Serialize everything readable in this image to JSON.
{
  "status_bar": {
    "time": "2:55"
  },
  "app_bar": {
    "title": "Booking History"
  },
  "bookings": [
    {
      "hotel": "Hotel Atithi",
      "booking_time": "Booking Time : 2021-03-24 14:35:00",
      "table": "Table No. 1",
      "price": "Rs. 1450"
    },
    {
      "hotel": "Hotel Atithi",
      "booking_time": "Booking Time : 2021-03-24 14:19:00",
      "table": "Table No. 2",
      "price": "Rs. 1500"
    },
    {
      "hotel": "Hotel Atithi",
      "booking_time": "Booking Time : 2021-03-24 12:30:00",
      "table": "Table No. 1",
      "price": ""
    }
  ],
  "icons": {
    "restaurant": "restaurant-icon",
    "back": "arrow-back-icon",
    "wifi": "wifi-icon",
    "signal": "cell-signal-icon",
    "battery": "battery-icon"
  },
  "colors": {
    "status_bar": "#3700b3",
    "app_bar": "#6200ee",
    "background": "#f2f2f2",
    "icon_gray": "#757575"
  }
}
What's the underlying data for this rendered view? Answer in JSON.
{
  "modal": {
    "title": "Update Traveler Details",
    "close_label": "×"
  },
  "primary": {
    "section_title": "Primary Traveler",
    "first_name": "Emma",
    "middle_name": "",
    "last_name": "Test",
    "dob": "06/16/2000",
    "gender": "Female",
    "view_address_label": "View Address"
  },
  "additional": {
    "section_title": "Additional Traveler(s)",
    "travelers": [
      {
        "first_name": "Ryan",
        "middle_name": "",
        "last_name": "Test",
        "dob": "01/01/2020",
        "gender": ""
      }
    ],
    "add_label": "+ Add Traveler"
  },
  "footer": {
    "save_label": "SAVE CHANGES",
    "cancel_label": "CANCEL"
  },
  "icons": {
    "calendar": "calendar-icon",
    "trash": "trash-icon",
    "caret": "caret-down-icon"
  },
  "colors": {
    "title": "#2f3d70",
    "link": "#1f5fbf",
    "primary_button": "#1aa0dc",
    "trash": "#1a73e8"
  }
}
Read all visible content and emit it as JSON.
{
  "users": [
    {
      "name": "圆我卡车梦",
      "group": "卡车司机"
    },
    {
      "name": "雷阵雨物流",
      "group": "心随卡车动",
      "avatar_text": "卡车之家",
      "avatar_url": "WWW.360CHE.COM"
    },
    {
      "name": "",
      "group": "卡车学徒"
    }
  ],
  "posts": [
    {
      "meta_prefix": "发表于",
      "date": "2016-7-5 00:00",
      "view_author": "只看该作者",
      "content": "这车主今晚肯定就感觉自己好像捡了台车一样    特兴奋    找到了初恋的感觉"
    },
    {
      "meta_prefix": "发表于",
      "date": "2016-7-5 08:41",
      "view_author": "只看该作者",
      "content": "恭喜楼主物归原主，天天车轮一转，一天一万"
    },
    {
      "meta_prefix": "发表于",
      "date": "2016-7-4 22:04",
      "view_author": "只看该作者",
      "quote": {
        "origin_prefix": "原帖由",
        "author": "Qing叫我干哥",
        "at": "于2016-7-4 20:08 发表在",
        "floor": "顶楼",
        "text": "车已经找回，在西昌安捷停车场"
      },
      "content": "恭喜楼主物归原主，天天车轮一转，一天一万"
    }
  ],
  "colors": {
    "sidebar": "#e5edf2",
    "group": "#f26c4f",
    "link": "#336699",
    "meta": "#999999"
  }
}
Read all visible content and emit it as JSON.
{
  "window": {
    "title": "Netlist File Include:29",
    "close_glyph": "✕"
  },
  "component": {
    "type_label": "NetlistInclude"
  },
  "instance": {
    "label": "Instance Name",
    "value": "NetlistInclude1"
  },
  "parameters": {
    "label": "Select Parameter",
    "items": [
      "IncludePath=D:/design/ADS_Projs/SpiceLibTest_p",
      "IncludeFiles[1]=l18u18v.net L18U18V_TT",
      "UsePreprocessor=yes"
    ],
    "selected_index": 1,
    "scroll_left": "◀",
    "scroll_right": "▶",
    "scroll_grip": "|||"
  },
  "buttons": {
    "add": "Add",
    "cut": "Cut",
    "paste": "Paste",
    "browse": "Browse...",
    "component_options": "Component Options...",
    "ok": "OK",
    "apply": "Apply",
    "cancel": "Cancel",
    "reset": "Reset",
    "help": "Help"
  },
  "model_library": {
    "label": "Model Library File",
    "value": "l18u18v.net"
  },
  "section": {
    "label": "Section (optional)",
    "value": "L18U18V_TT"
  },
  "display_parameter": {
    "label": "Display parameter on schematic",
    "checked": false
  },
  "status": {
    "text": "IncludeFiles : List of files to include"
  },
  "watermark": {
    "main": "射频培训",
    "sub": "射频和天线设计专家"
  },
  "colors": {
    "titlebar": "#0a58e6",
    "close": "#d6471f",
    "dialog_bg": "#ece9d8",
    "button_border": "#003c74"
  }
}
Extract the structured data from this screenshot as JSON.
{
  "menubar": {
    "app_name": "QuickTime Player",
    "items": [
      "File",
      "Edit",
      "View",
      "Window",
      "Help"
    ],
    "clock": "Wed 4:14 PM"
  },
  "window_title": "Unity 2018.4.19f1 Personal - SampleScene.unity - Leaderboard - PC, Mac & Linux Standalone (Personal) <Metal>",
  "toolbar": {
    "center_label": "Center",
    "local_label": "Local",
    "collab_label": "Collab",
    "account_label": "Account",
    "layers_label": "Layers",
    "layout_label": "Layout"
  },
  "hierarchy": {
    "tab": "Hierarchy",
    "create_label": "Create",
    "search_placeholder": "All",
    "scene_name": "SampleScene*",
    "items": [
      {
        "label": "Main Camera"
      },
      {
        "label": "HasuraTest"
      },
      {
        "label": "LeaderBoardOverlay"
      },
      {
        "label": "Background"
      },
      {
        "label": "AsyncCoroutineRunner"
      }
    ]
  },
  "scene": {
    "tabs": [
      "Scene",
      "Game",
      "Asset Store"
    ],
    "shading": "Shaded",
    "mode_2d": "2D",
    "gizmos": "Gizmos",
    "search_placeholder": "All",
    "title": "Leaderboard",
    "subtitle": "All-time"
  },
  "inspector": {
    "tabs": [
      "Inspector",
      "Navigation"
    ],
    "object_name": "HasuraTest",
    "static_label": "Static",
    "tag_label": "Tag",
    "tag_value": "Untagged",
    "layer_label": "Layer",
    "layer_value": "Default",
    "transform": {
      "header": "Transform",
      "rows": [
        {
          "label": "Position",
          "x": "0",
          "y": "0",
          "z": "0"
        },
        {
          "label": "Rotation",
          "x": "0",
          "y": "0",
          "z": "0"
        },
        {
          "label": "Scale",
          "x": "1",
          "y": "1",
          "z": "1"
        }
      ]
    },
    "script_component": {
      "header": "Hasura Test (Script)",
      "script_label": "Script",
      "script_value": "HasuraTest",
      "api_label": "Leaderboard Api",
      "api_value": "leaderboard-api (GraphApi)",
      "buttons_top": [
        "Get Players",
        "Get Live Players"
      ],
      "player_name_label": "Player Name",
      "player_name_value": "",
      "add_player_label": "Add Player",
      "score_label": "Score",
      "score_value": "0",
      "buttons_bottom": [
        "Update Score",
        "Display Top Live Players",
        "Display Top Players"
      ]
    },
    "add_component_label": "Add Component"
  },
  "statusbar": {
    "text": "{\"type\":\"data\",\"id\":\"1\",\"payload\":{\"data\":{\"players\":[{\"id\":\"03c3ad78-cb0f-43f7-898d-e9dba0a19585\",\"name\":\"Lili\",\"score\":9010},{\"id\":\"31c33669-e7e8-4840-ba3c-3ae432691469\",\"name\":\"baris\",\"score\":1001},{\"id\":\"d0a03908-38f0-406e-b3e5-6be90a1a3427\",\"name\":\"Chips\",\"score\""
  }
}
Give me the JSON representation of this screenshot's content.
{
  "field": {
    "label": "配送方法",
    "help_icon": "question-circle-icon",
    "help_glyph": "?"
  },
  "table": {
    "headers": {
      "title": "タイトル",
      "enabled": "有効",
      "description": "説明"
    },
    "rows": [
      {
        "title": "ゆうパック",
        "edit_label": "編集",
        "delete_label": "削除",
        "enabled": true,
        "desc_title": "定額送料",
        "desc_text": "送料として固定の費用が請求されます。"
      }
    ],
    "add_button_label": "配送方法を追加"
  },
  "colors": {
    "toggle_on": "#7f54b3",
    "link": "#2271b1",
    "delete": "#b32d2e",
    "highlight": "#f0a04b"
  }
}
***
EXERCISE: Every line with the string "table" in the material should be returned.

ANSWER FOR THE TASK:
      "table": "Table No. 1",
      "table": "Table No. 2",
      "table": "Table No. 1",
  "table": {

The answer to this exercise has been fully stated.